(Dataset rows describing interfaces)
[Start of section]
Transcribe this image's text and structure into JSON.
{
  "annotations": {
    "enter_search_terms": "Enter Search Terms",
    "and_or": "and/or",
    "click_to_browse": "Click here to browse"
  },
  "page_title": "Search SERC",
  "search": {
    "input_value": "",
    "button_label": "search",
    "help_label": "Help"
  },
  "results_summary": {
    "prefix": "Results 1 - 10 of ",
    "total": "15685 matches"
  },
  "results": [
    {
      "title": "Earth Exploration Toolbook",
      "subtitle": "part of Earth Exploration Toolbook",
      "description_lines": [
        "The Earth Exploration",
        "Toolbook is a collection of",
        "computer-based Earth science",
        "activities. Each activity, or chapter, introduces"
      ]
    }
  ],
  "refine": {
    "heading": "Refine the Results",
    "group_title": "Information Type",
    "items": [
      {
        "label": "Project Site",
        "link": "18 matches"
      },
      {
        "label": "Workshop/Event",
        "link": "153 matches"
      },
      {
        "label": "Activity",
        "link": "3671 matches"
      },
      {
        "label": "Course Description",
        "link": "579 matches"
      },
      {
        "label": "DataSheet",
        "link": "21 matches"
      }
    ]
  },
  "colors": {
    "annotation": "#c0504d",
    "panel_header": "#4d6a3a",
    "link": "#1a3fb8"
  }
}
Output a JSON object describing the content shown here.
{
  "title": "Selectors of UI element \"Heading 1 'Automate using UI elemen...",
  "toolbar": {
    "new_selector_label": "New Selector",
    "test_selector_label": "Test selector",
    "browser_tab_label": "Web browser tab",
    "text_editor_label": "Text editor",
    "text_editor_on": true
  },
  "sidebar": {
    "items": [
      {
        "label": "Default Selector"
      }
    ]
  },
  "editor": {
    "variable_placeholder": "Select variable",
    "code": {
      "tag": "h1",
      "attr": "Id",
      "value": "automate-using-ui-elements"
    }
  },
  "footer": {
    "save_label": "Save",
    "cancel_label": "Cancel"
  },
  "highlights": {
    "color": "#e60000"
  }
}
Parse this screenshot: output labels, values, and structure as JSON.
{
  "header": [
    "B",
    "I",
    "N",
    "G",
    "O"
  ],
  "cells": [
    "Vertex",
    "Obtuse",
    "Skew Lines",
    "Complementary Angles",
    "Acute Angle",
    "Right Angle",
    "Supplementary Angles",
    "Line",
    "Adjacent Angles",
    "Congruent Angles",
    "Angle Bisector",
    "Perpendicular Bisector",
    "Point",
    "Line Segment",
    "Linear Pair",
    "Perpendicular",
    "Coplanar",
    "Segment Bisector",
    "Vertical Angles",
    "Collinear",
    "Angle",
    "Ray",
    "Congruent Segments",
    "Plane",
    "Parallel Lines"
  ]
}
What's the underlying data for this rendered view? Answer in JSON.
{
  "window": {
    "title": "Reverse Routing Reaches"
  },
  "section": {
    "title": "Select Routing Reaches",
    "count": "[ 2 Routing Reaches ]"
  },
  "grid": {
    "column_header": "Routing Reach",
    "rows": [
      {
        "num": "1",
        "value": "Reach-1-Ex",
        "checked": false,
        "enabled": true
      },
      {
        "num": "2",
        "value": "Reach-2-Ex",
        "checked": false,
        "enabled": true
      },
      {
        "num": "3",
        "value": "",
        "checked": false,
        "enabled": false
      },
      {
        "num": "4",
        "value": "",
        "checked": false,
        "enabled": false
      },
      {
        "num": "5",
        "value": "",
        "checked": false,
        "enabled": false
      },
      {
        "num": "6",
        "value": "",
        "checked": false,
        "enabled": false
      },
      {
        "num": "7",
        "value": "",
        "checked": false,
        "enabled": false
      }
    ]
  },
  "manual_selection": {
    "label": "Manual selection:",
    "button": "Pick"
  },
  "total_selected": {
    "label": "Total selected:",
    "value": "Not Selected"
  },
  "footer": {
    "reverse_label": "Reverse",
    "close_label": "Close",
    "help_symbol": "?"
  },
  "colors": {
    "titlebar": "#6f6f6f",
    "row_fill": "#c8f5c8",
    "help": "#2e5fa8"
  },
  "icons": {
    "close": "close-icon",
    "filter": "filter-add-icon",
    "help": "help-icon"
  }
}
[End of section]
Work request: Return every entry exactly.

Answer below:
Transcribe this image's text and structure into JSON.
{
  "annotations": {
    "enter_search_terms": "Enter Search Terms",
    "and_or": "and/or",
    "click_to_browse": "Click here to browse"
  },
  "page_title": "Search SERC",
  "search": {
    "input_value": "",
    "button_label": "search",
    "help_label": "Help"
  },
  "results_summary": {
    "prefix": "Results 1 - 10 of ",
    "total": "15685 matches"
  },
  "results": [
    {
      "title": "Earth Exploration Toolbook",
      "subtitle": "part of Earth Exploration Toolbook",
      "description_lines": [
        "The Earth Exploration",
        "Toolbook is a collection of",
        "computer-based Earth science",
        "activities. Each activity, or chapter, introduces"
      ]
    }
  ],
  "refine": {
    "heading": "Refine the Results",
    "group_title": "Information Type",
    "items": [
      {
        "label": "Project Site",
        "link": "18 matches"
      },
      {
        "label": "Workshop/Event",
        "link": "153 matches"
      },
      {
        "label": "Activity",
        "link": "3671 matches"
      },
      {
        "label": "Course Description",
        "link": "579 matches"
      },
      {
        "label": "DataSheet",
        "link": "21 matches"
      }
    ]
  },
  "colors": {
    "annotation": "#c0504d",
    "panel_header": "#4d6a3a",
    "link": "#1a3fb8"
  }
}
Output a JSON object describing the content shown here.
{
  "title": "Selectors of UI element \"Heading 1 'Automate using UI elemen...",
  "toolbar": {
    "new_selector_label": "New Selector",
    "test_selector_label": "Test selector",
    "browser_tab_label": "Web browser tab",
    "text_editor_label": "Text editor",
    "text_editor_on": true
  },
  "sidebar": {
    "items": [
      {
        "label": "Default Selector"
      }
    ]
  },
  "editor": {
    "variable_placeholder": "Select variable",
    "code": {
      "tag": "h1",
      "attr": "Id",
      "value": "automate-using-ui-elements"
    }
  },
  "footer": {
    "save_label": "Save",
    "cancel_label": "Cancel"
  },
  "highlights": {
    "color": "#e60000"
  }
}
Parse this screenshot: output labels, values, and structure as JSON.
{
  "header": [
    "B",
    "I",
    "N",
    "G",
    "O"
  ],
  "cells": [
    "Vertex",
    "Obtuse",
    "Skew Lines",
    "Complementary Angles",
    "Acute Angle",
    "Right Angle",
    "Supplementary Angles",
    "Line",
    "Adjacent Angles",
    "Congruent Angles",
    "Angle Bisector",
    "Perpendicular Bisector",
    "Point",
    "Line Segment",
    "Linear Pair",
    "Perpendicular",
    "Coplanar",
    "Segment Bisector",
    "Vertical Angles",
    "Collinear",
    "Angle",
    "Ray",
    "Congruent Segments",
    "Plane",
    "Parallel Lines"
  ]
}
What's the underlying data for this rendered view? Answer in JSON.
{
  "window": {
    "title": "Reverse Routing Reaches"
  },
  "section": {
    "title": "Select Routing Reaches",
    "count": "[ 2 Routing Reaches ]"
  },
  "grid": {
    "column_header": "Routing Reach",
    "rows": [
      {
        "num": "1",
        "value": "Reach-1-Ex",
        "checked": false,
        "enabled": true
      },
      {
        "num": "2",
        "value": "Reach-2-Ex",
        "checked": false,
        "enabled": true
      },
      {
        "num": "3",
        "value": "",
        "checked": false,
        "enabled": false
      },
      {
        "num": "4",
        "value": "",
        "checked": false,
        "enabled": false
      },
      {
        "num": "5",
        "value": "",
        "checked": false,
        "enabled": false
      },
      {
        "num": "6",
        "value": "",
        "checked": false,
        "enabled": false
      },
      {
        "num": "7",
        "value": "",
        "checked": false,
        "enabled": false
      }
    ]
  },
  "manual_selection": {
    "label": "Manual selection:",
    "button": "Pick"
  },
  "total_selected": {
    "label": "Total selected:",
    "value": "Not Selected"
  },
  "footer": {
    "reverse_label": "Reverse",
    "close_label": "Close",
    "help_symbol": "?"
  },
  "colors": {
    "titlebar": "#6f6f6f",
    "row_fill": "#c8f5c8",
    "help": "#2e5fa8"
  },
  "icons": {
    "close": "close-icon",
    "filter": "filter-add-icon",
    "help": "help-icon"
  }
}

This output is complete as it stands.